Under these conditions it is not surprising that Antiochus should have had both the inclination and the courage to undertake the total eradication of the Jewish religion and the establishment of Greek polytheism in its stead. The observance of all Jewish laws, especially those relating to the Sabbath and to circumcision, were forbidden under pain of death. The Jewish cult was set aside, and in all cities of Judea, sacrifices must be brought to the pagan deities. Representatives of the crown everywhere enforced the edict. Once a month a search was instituted, and whoever had secreted a copy of the Law or had observed the rite of circumcision was condemned to death. In Jerusalem on the 15th of Chislev of the year 145 aet Sel, i.e. in December 168 B.C., a pagan altar was built on the Great Altar of Burnt Sacrifices, and on the 25th of Chislev, sacrifice was brought on this altar for the first time (1 Maccabees 1:54, 59). This evidently was the “abomination of desolation.” The sacrifice, according to 2 Maccabees was brought to the Olympian Zeus, to whom the temple of Jerusalem had been dedicated. At the feast of Dionysus, the Jews were obliged to march in the Bacchanalian procession, crowned with laurel leaves. Christ applies the phrase to what was to take place at the advance of the Romans against Jerusalem. They who would behold the “abomination of desolation” standing in the holy place, He bids flee to the mountains, which probably refers to the advance of the Roman army into the city and temple, carrying standards which bore images of the Roman gods and were the objects of pagan worship.

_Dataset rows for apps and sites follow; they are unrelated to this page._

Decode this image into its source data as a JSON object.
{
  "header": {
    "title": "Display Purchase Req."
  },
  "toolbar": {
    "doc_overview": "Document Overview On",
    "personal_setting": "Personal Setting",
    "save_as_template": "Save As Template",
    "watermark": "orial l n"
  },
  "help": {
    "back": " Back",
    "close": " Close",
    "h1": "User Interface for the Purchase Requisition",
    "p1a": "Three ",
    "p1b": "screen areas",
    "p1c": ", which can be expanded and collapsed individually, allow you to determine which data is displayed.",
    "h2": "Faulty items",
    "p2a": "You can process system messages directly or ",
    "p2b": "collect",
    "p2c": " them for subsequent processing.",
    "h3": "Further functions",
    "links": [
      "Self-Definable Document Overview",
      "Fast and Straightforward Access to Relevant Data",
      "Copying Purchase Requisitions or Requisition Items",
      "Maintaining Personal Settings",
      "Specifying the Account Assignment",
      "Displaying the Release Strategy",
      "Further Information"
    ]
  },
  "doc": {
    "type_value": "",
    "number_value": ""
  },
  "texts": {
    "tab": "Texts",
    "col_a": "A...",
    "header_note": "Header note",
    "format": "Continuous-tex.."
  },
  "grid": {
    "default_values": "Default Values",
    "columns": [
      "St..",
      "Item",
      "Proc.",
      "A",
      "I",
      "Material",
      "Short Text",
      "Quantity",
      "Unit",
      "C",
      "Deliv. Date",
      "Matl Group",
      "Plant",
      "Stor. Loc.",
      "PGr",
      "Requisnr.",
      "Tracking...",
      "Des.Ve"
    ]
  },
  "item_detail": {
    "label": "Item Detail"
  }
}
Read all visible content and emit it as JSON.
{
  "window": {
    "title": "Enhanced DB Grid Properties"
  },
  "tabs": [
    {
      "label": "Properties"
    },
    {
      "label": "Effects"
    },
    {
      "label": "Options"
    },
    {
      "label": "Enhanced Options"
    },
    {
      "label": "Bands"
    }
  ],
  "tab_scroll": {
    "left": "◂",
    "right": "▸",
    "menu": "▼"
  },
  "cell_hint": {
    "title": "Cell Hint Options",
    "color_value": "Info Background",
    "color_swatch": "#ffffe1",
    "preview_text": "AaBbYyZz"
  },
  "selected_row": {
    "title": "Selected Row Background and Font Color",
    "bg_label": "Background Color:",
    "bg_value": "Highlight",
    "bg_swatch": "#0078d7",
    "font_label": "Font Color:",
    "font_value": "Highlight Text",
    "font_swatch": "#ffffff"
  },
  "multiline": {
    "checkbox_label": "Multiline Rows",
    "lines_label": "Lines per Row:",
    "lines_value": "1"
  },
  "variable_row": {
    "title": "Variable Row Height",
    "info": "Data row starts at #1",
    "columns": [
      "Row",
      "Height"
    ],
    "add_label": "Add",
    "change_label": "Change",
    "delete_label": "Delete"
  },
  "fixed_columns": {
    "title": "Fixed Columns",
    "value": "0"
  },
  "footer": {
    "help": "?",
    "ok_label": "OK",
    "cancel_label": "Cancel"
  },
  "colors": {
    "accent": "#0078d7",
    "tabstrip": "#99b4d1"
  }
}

Frank E. Hirsch —  https://biblehub.com/topical/a/abomination_of_desolation.htm

Makes trivial sense that the Greeks had desecrated the Temple with a huge statue of Zeus. Then came the Romans with their version of Jupiter, even

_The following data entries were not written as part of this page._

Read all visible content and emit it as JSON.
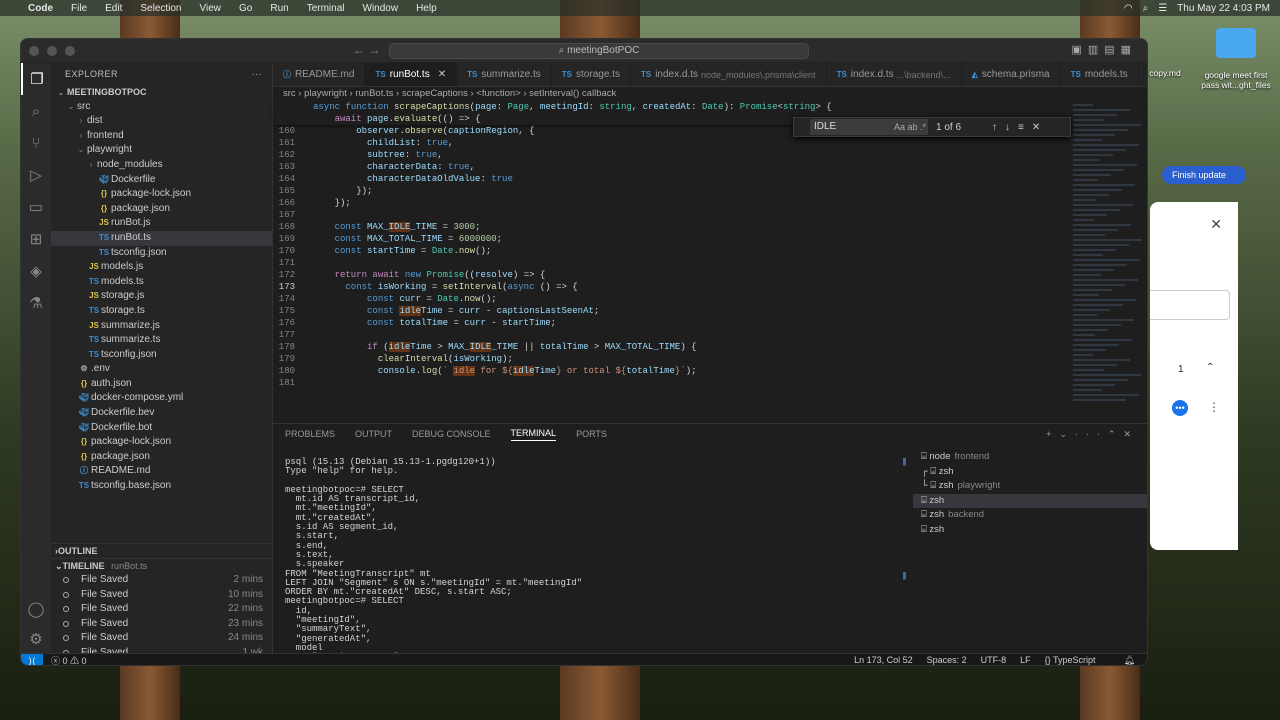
{
  "menubar": {
    "app": "Code",
    "items": [
      "File",
      "Edit",
      "Selection",
      "View",
      "Go",
      "Run",
      "Terminal",
      "Window",
      "Help"
    ],
    "clock": "Thu May 22  4:03 PM"
  },
  "titlebar": {
    "search": "meetingBotPOC"
  },
  "explorer": {
    "title": "EXPLORER",
    "root": "MEETINGBOTPOC",
    "tree": [
      {
        "label": "src",
        "depth": 1,
        "kind": "folder-open"
      },
      {
        "label": "dist",
        "depth": 2,
        "kind": "folder"
      },
      {
        "label": "frontend",
        "depth": 2,
        "kind": "folder"
      },
      {
        "label": "playwright",
        "depth": 2,
        "kind": "folder-open"
      },
      {
        "label": "node_modules",
        "depth": 3,
        "kind": "folder"
      },
      {
        "label": "Dockerfile",
        "depth": 3,
        "kind": "docker"
      },
      {
        "label": "package-lock.json",
        "depth": 3,
        "kind": "json"
      },
      {
        "label": "package.json",
        "depth": 3,
        "kind": "json"
      },
      {
        "label": "runBot.js",
        "depth": 3,
        "kind": "js"
      },
      {
        "label": "runBot.ts",
        "depth": 3,
        "kind": "ts",
        "selected": true
      },
      {
        "label": "tsconfig.json",
        "depth": 3,
        "kind": "tsconfig"
      },
      {
        "label": "models.js",
        "depth": 2,
        "kind": "js"
      },
      {
        "label": "models.ts",
        "depth": 2,
        "kind": "ts"
      },
      {
        "label": "storage.js",
        "depth": 2,
        "kind": "js"
      },
      {
        "label": "storage.ts",
        "depth": 2,
        "kind": "ts"
      },
      {
        "label": "summarize.js",
        "depth": 2,
        "kind": "js"
      },
      {
        "label": "summarize.ts",
        "depth": 2,
        "kind": "ts"
      },
      {
        "label": "tsconfig.json",
        "depth": 2,
        "kind": "tsconfig"
      },
      {
        "label": ".env",
        "depth": 1,
        "kind": "env"
      },
      {
        "label": "auth.json",
        "depth": 1,
        "kind": "json"
      },
      {
        "label": "docker-compose.yml",
        "depth": 1,
        "kind": "docker"
      },
      {
        "label": "Dockerfile.bev",
        "depth": 1,
        "kind": "docker"
      },
      {
        "label": "Dockerfile.bot",
        "depth": 1,
        "kind": "docker"
      },
      {
        "label": "package-lock.json",
        "depth": 1,
        "kind": "json"
      },
      {
        "label": "package.json",
        "depth": 1,
        "kind": "json"
      },
      {
        "label": "README.md",
        "depth": 1,
        "kind": "md"
      },
      {
        "label": "tsconfig.base.json",
        "depth": 1,
        "kind": "tsconfig"
      }
    ],
    "outline_label": "OUTLINE",
    "timeline_label": "TIMELINE",
    "timeline_file": "runBot.ts",
    "timeline": [
      {
        "t": "File Saved",
        "ago": "2 mins"
      },
      {
        "t": "File Saved",
        "ago": "10 mins"
      },
      {
        "t": "File Saved",
        "ago": "22 mins"
      },
      {
        "t": "File Saved",
        "ago": "23 mins"
      },
      {
        "t": "File Saved",
        "ago": "24 mins"
      },
      {
        "t": "File Saved",
        "ago": "1 wk"
      },
      {
        "t": "File Saved",
        "ago": ""
      },
      {
        "t": "File Saved",
        "ago": ""
      }
    ]
  },
  "tabs": [
    {
      "label": "README.md",
      "icon": "info-icon"
    },
    {
      "label": "runBot.ts",
      "icon": "ts",
      "active": true
    },
    {
      "label": "summarize.ts",
      "icon": "ts"
    },
    {
      "label": "storage.ts",
      "icon": "ts"
    },
    {
      "label": "index.d.ts",
      "sub": "node_modules\\.prisma\\client",
      "icon": "ts"
    },
    {
      "label": "index.d.ts",
      "sub": "...\\backend\\...",
      "icon": "ts"
    },
    {
      "label": "schema.prisma",
      "icon": "prisma"
    },
    {
      "label": "models.ts",
      "icon": "ts"
    }
  ],
  "breadcrumb": [
    "src",
    "playwright",
    "runBot.ts",
    "scrapeCaptions",
    "<function>",
    "setInterval() callback"
  ],
  "find": {
    "query": "IDLE",
    "count": "1 of 6",
    "options": "Aa ab .*"
  },
  "code": [
    {
      "n": "",
      "h": "<span class='kw'>async</span> <span class='kw'>function</span> <span class='fn'>scrapeCaptions</span>(<span class='var'>page</span>: <span class='ty'>Page</span>, <span class='var'>meetingId</span>: <span class='ty'>string</span>, <span class='var'>createdAt</span>: <span class='ty'>Date</span>): <span class='ty'>Promise</span>&lt;<span class='ty'>string</span>&gt; {",
      "top": true
    },
    {
      "n": "",
      "h": "    <span class='kw2'>await</span> <span class='var'>page</span>.<span class='fn'>evaluate</span>(() =&gt; {",
      "top": true
    },
    {
      "n": "160",
      "h": "        <span class='var'>observer</span>.<span class='fn'>observe</span>(<span class='var'>captionRegion</span>, {"
    },
    {
      "n": "161",
      "h": "          <span class='var'>childList</span>: <span class='kw'>true</span>,"
    },
    {
      "n": "162",
      "h": "          <span class='var'>subtree</span>: <span class='kw'>true</span>,"
    },
    {
      "n": "163",
      "h": "          <span class='var'>characterData</span>: <span class='kw'>true</span>,"
    },
    {
      "n": "164",
      "h": "          <span class='var'>characterDataOldValue</span>: <span class='kw'>true</span>"
    },
    {
      "n": "165",
      "h": "        });"
    },
    {
      "n": "166",
      "h": "    });"
    },
    {
      "n": "167",
      "h": ""
    },
    {
      "n": "168",
      "h": "    <span class='kw'>const</span> <span class='var'>MAX_<span class='hl'>IDLE</span>_TIME</span> = <span class='num2'>3000</span>;"
    },
    {
      "n": "169",
      "h": "    <span class='kw'>const</span> <span class='var'>MAX_TOTAL_TIME</span> = <span class='num2'>6000000</span>;"
    },
    {
      "n": "170",
      "h": "    <span class='kw'>const</span> <span class='var'>startTime</span> = <span class='ty'>Date</span>.<span class='fn'>now</span>();"
    },
    {
      "n": "171",
      "h": ""
    },
    {
      "n": "172",
      "h": "    <span class='kw2'>return</span> <span class='kw2'>await</span> <span class='kw'>new</span> <span class='ty'>Promise</span>((<span class='var'>resolve</span>) =&gt; {"
    },
    {
      "n": "173",
      "h": "      <span class='kw'>const</span> <span class='var'>isWorking</span> = <span class='fn'>setInterval</span>(<span class='kw'>async</span> () =&gt; {",
      "cur": true
    },
    {
      "n": "174",
      "h": "          <span class='kw'>const</span> <span class='var'>curr</span> = <span class='ty'>Date</span>.<span class='fn'>now</span>();"
    },
    {
      "n": "175",
      "h": "          <span class='kw'>const</span> <span class='var'><span class='hl'>idle</span>Time</span> = <span class='var'>curr</span> - <span class='var'>captionsLastSeenAt</span>;"
    },
    {
      "n": "176",
      "h": "          <span class='kw'>const</span> <span class='var'>totalTime</span> = <span class='var'>curr</span> - <span class='var'>startTime</span>;"
    },
    {
      "n": "177",
      "h": ""
    },
    {
      "n": "178",
      "h": "          <span class='kw2'>if</span> (<span class='var'><span class='hl'>idle</span>Time</span> &gt; <span class='var'>MAX_<span class='hl'>IDLE</span>_TIME</span> || <span class='var'>totalTime</span> &gt; <span class='var'>MAX_TOTAL_TIME</span>) {"
    },
    {
      "n": "179",
      "h": "            <span class='fn'>clearInterval</span>(<span class='var'>isWorking</span>);"
    },
    {
      "n": "180",
      "h": "            <span class='var'>console</span>.<span class='fn'>log</span>(<span class='str'>` <span class='hl'>idle</span> for ${</span><span class='var'><span class='hl'>idle</span>Time</span><span class='str'>} or total ${</span><span class='var'>totalTime</span><span class='str'>}`</span>);"
    },
    {
      "n": "181",
      "h": ""
    }
  ],
  "panel": {
    "tabs": [
      "PROBLEMS",
      "OUTPUT",
      "DEBUG CONSOLE",
      "TERMINAL",
      "PORTS"
    ],
    "active": "TERMINAL",
    "terminal_text": "psql (15.13 (Debian 15.13-1.pgdg120+1))\nType \"help\" for help.\n\nmeetingbotpoc=# SELECT\n  mt.id AS transcript_id,\n  mt.\"meetingId\",\n  mt.\"createdAt\",\n  s.id AS segment_id,\n  s.start,\n  s.end,\n  s.text,\n  s.speaker\nFROM \"MeetingTranscript\" mt\nLEFT JOIN \"Segment\" s ON s.\"meetingId\" = mt.\"meetingId\"\nORDER BY mt.\"createdAt\" DESC, s.start ASC;\nmeetingbotpoc=# SELECT\n  id,\n  \"meetingId\",\n  \"summaryText\",\n  \"generatedAt\",\n  model\nFROM \"MeetingSummary\"\nORDER BY \"generatedAt\" DESC;\nmeetingbotpoc=# exit\nmaggieveltri@Mac meetingBotPOC % ▯",
    "terminals": [
      {
        "name": "node",
        "sub": "frontend",
        "prefix": ""
      },
      {
        "name": "zsh",
        "sub": "",
        "prefix": "┌"
      },
      {
        "name": "zsh",
        "sub": "playwright",
        "prefix": "└"
      },
      {
        "name": "zsh",
        "sub": "",
        "prefix": "",
        "selected": true
      },
      {
        "name": "zsh",
        "sub": "backend",
        "prefix": ""
      },
      {
        "name": "zsh",
        "sub": "",
        "prefix": ""
      }
    ]
  },
  "status": {
    "problems": "0 ⚠ 0",
    "position": "Ln 173, Col 52",
    "spaces": "Spaces: 2",
    "encoding": "UTF-8",
    "eol": "LF",
    "lang": "TypeScript"
  },
  "desktop": {
    "file1": "copy.md",
    "file2": "google meet first pass wit...ght_files",
    "finish": "Finish update",
    "counter": "1"
  }
}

Caligula c. 40 AD when he ordered that a golden statue depicting himself as Zeus incarnate be set up in the Temple in Jerusalem


And it goes on and on, like a broken plate in a vintage jukebox. This is why the number pi is (still) considered irrational: because the trivia never ends. This is why most all analysts will be right when interpreting prophecies to fulfill every now and then, from Antiochus, to Caligula, to Hadrian, to Abd al-Malik and further on to historical moments yet to come. They all carry their own weight of truth because this reality (that we deem historical) is a broken jukebox.

Photo by Pixabay on Pexels.com

However, the abomination of desolation brings division. Because this is the function of the NULL, of nothingness, to divide existence, to introduce the abyss, as infinity (whereas many find infinity as a superlative, it is not). 

The world of men is dreaming, it has gone mad in its sleep, and a snake is strangling it, but it can’t wake up.

D. H. Lawrence

Abomination is ugly. There is no beauty in it.
Distance is desolation. No person in it.

On the bright side now, the one that can only endure.

Photo by Holger Link on Unsplash

Commanders of God’s armies and ministers of the divine glory,
princes of the bodiless angels and guides of mankind,
ask for what is good for us, and for great mercy,
supreme commanders of the Bodiless Hosts.


One thought on “Distance

Leave a Reply

Fill in your details below or click an icon to log in:

WordPress.com Logo

You are commenting using your WordPress.com account. Log Out /  Change )

Google photo

You are commenting using your Google account. Log Out /  Change )

Twitter picture

You are commenting using your Twitter account. Log Out /  Change )

Facebook photo

You are commenting using your Facebook account. Log Out /  Change )

Connecting to %s

This site uses Akismet to reduce spam. Learn how your comment data is processed.